[Dataset rows for apps and sites]
....................
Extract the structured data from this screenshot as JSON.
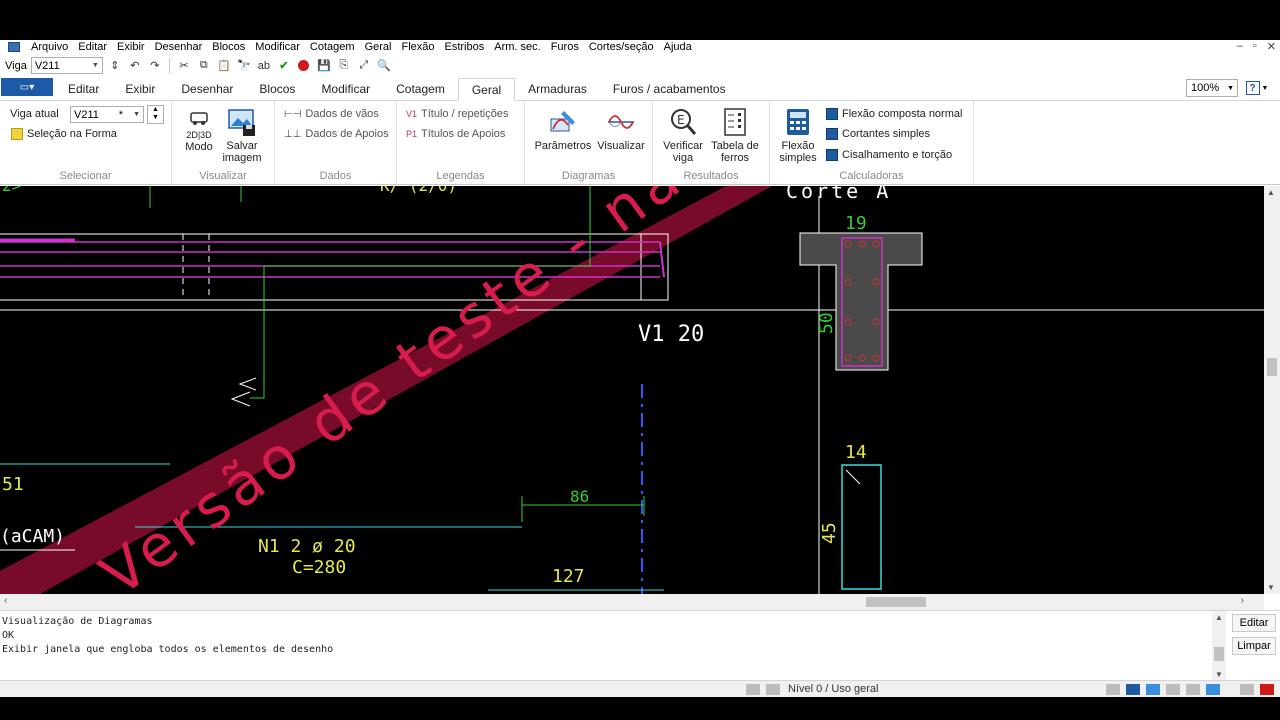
{
  "menubar": {
    "items": [
      "Arquivo",
      "Editar",
      "Exibir",
      "Desenhar",
      "Blocos",
      "Modificar",
      "Cotagem",
      "Geral",
      "Flexão",
      "Estribos",
      "Arm. sec.",
      "Furos",
      "Cortes/seção",
      "Ajuda"
    ]
  },
  "quickbar": {
    "label": "Viga",
    "beam_value": "V211"
  },
  "tabs": {
    "items": [
      "Editar",
      "Exibir",
      "Desenhar",
      "Blocos",
      "Modificar",
      "Cotagem",
      "Geral",
      "Armaduras",
      "Furos / acabamentos"
    ],
    "active": "Geral",
    "zoom": "100%"
  },
  "ribbon": {
    "selecionar": {
      "label": "Selecionar",
      "viga_atual_label": "Viga atual",
      "viga_atual_value": "V211",
      "viga_atual_mark": "*",
      "selecao_forma": "Seleção na Forma"
    },
    "visualizar": {
      "label": "Visualizar",
      "modo_icon_text": "2D|3D",
      "modo": "Modo",
      "salvar": "Salvar imagem"
    },
    "dados": {
      "label": "Dados",
      "vaos": "Dados de vãos",
      "apoios": "Dados de Apoios"
    },
    "legendas": {
      "label": "Legendas",
      "titulo": "Título / repetições",
      "titulos_apoios": "Títulos de Apoios"
    },
    "diagramas": {
      "label": "Diagramas",
      "parametros": "Parâmetros",
      "visualizar": "Visualizar"
    },
    "resultados": {
      "label": "Resultados",
      "verificar": "Verificar viga",
      "tabela": "Tabela de ferros"
    },
    "calculadoras": {
      "label": "Calculadoras",
      "flexao_simples": "Flexão simples",
      "flexao_composta": "Flexão composta normal",
      "cortantes": "Cortantes simples",
      "cisalhamento": "Cisalhamento e torção"
    }
  },
  "drawing": {
    "watermark": "Versão de teste - não use nesto viga",
    "top_left_partial": "2>",
    "top_partial": "K/ (2/0)",
    "beam_label": "V1 20",
    "corte_label": "Corte A",
    "section1_width": "19",
    "section1_height": "50",
    "section2_width": "14",
    "section2_height": "45",
    "dim_86": "86",
    "dim_127": "127",
    "left_51": "51",
    "left_cam": "(aCAM)",
    "bar_label": "N1  2 ø 20",
    "bar_length": "C=280",
    "colors": {
      "background": "#000000",
      "white_line": "#ffffff",
      "magenta": "#cc33cc",
      "green": "#33cc33",
      "cyan": "#33dddd",
      "yellow": "#e6e64d",
      "watermark": "#b3103c",
      "blue_axis": "#3355ff"
    }
  },
  "log": {
    "lines": [
      "Visualização de Diagramas",
      "OK",
      "Exibir janela que engloba todos os elementos de desenho"
    ],
    "edit": "Editar",
    "clear": "Limpar"
  },
  "status": {
    "text": "Nível 0 / Uso geral"
  }
}
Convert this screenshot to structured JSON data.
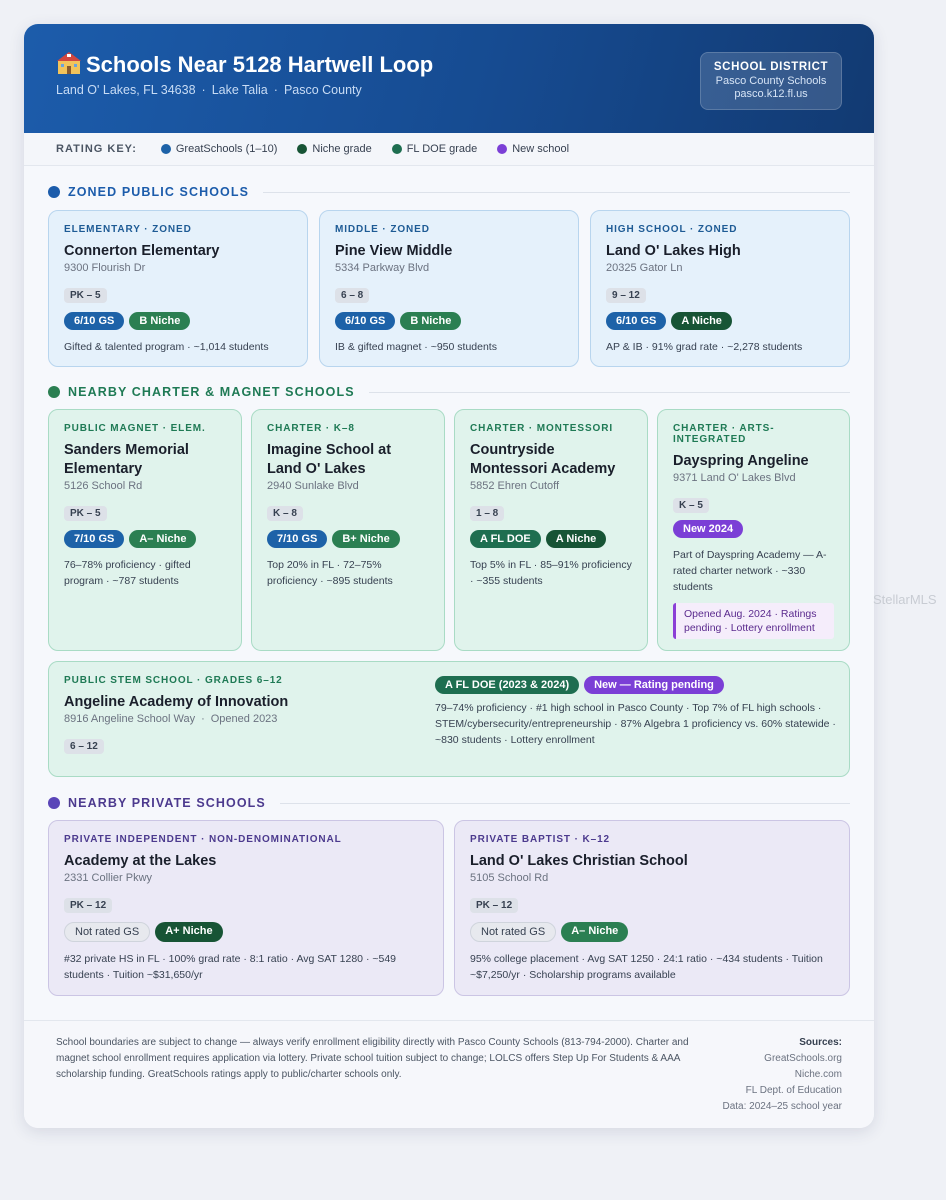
{
  "header": {
    "icon": "school-building-icon",
    "title": "Schools Near 5128 Hartwell Loop",
    "location_parts": [
      "Land O' Lakes, FL 34638",
      "Lake Talia",
      "Pasco County"
    ],
    "separator": "·",
    "district_label": "SCHOOL DISTRICT",
    "district_name": "Pasco County Schools",
    "district_site": "pasco.k12.fl.us",
    "color": "#1c5cab"
  },
  "rating_key": {
    "label": "RATING KEY:",
    "items": [
      {
        "label": "GreatSchools (1–10)",
        "color": "#1d62a8"
      },
      {
        "label": "Niche grade",
        "color": "#175435"
      },
      {
        "label": "FL DOE grade",
        "color": "#1e6e50"
      },
      {
        "label": "New school",
        "color": "#7b3fd6"
      }
    ]
  },
  "sections": {
    "zoned": {
      "title": "ZONED PUBLIC SCHOOLS",
      "color": "#1c5cab"
    },
    "charter": {
      "title": "NEARBY CHARTER & MAGNET SCHOOLS",
      "color": "#2b7f52"
    },
    "private": {
      "title": "NEARBY PRIVATE SCHOOLS",
      "color": "#5a45b8"
    }
  },
  "zoned": [
    {
      "tag": "ELEMENTARY · ZONED",
      "name": "Connerton Elementary",
      "address": "9300 Flourish Dr",
      "grades": "PK – 5",
      "gs": "6/10 GS",
      "niche": "B Niche",
      "desc": "Gifted & talented program · ~1,014 students"
    },
    {
      "tag": "MIDDLE · ZONED",
      "name": "Pine View Middle",
      "address": "5334 Parkway Blvd",
      "grades": "6 – 8",
      "gs": "6/10 GS",
      "niche": "B Niche",
      "desc": "IB & gifted magnet · ~950 students"
    },
    {
      "tag": "HIGH SCHOOL · ZONED",
      "name": "Land O' Lakes High",
      "address": "20325 Gator Ln",
      "grades": "9 – 12",
      "gs": "6/10 GS",
      "niche": "A Niche",
      "desc": "AP & IB · 91% grad rate · ~2,278 students"
    }
  ],
  "charter": [
    {
      "tag": "PUBLIC MAGNET · ELEM.",
      "name": "Sanders Memorial Elementary",
      "address": "5126 School Rd",
      "grades": "PK – 5",
      "rating1": "7/10 GS",
      "rating2": "A– Niche",
      "desc": "76–78% proficiency · gifted program · ~787 students"
    },
    {
      "tag": "CHARTER · K–8",
      "name": "Imagine School at Land O' Lakes",
      "address": "2940 Sunlake Blvd",
      "grades": "K – 8",
      "rating1": "7/10 GS",
      "rating2": "B+ Niche",
      "desc": "Top 20% in FL · 72–75% proficiency · ~895 students"
    },
    {
      "tag": "CHARTER · MONTESSORI",
      "name": "Countryside Montessori Academy",
      "address": "5852 Ehren Cutoff",
      "grades": "1 – 8",
      "rating1": "A FL DOE",
      "rating2": "A Niche",
      "desc": "Top 5% in FL · 85–91% proficiency · ~355 students"
    },
    {
      "tag": "CHARTER · ARTS-INTEGRATED",
      "name": "Dayspring Angeline",
      "address": "9371 Land O' Lakes Blvd",
      "grades": "K – 5",
      "rating1": "New 2024",
      "desc": "Part of Dayspring Academy — A-rated charter network · ~330 students",
      "note": "Opened Aug. 2024 · Ratings pending · Lottery enrollment"
    }
  ],
  "stem": {
    "tag": "PUBLIC STEM SCHOOL · GRADES 6–12",
    "name": "Angeline Academy of Innovation",
    "address": "8916 Angeline School Way",
    "opened": "Opened 2023",
    "grades": "6 – 12",
    "rating1": "A FL DOE (2023 & 2024)",
    "rating2": "New — Rating pending",
    "desc": "79–74% proficiency · #1 high school in Pasco County · Top 7% of FL high schools · STEM/cybersecurity/entrepreneurship · 87% Algebra 1 proficiency vs. 60% statewide · ~830 students · Lottery enrollment"
  },
  "private": [
    {
      "tag": "PRIVATE INDEPENDENT · NON-DENOMINATIONAL",
      "name": "Academy at the Lakes",
      "address": "2331 Collier Pkwy",
      "grades": "PK – 12",
      "gs": "Not rated GS",
      "niche": "A+ Niche",
      "desc": "#32 private HS in FL · 100% grad rate · 8:1 ratio · Avg SAT 1280 · ~549 students · Tuition ~$31,650/yr"
    },
    {
      "tag": "PRIVATE BAPTIST · K–12",
      "name": "Land O' Lakes Christian School",
      "address": "5105 School Rd",
      "grades": "PK – 12",
      "gs": "Not rated GS",
      "niche": "A– Niche",
      "desc": "95% college placement · Avg SAT 1250 · 24:1 ratio · ~434 students · Tuition ~$7,250/yr · Scholarship programs available"
    }
  ],
  "footer": {
    "disclaimer": "School boundaries are subject to change — always verify enrollment eligibility directly with Pasco County Schools (813-794-2000). Charter and magnet school enrollment requires application via lottery. Private school tuition subject to change; LOLCS offers Step Up For Students & AAA scholarship funding. GreatSchools ratings apply to public/charter schools only.",
    "sources_label": "Sources:",
    "sources": [
      "GreatSchools.org",
      "Niche.com",
      "FL Dept. of Education",
      "Data: 2024–25 school year"
    ]
  },
  "watermark": "StellarMLS"
}
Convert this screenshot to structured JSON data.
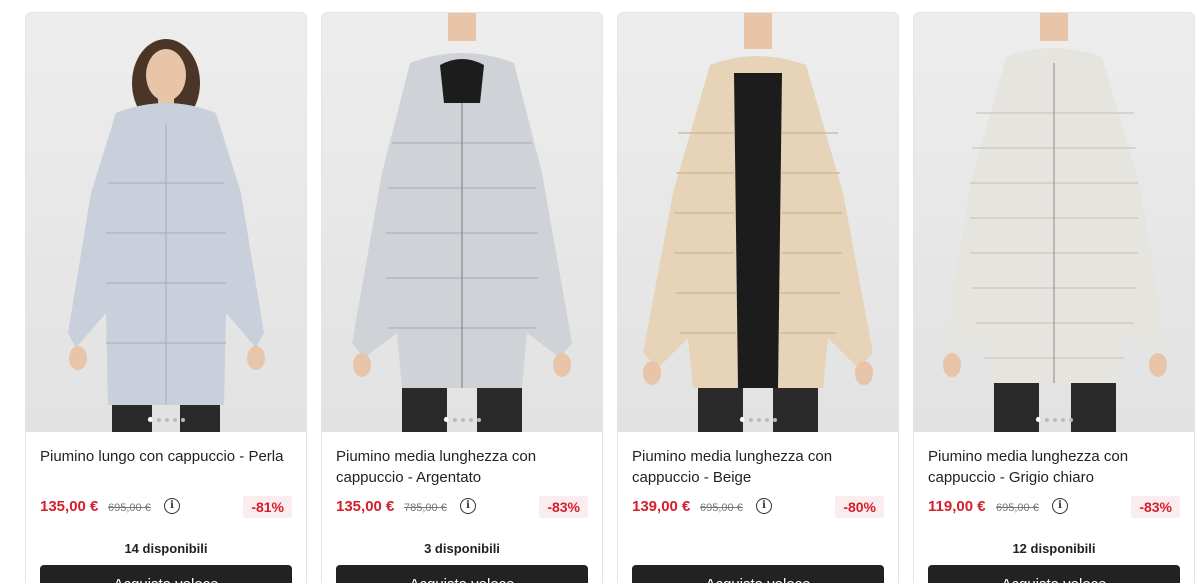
{
  "products": [
    {
      "title": "Piumino lungo con cappuccio - Perla",
      "price": "135,00 €",
      "old_price": "695,00 €",
      "discount": "-81%",
      "stock": "14 disponibili",
      "button": "Acquisto veloce",
      "coat_color": "#c9d0db"
    },
    {
      "title": "Piumino media lunghezza con cappuccio - Argentato",
      "price": "135,00 €",
      "old_price": "785,00 €",
      "discount": "-83%",
      "stock": "3 disponibili",
      "button": "Acquisto veloce",
      "coat_color": "#cfd3d8"
    },
    {
      "title": "Piumino media lunghezza con cappuccio - Beige",
      "price": "139,00 €",
      "old_price": "695,00 €",
      "discount": "-80%",
      "stock": "",
      "button": "Acquisto veloce",
      "coat_color": "#e6d3b8"
    },
    {
      "title": "Piumino media lunghezza con cappuccio - Grigio chiaro",
      "price": "119,00 €",
      "old_price": "695,00 €",
      "discount": "-83%",
      "stock": "12 disponibili",
      "button": "Acquisto veloce",
      "coat_color": "#e6e4df"
    }
  ],
  "colors": {
    "price_red": "#d4202c",
    "button_dark": "#222222",
    "discount_bg": "#fbeced"
  }
}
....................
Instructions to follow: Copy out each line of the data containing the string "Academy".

Task output:
      "name": "Countryside Montessori Academy",
      "desc": "Part of Dayspring Academy — A-rated charter network · ~330 students",
    "name": "Angeline Academy of Innovation",
      "name": "Academy at the Lakes",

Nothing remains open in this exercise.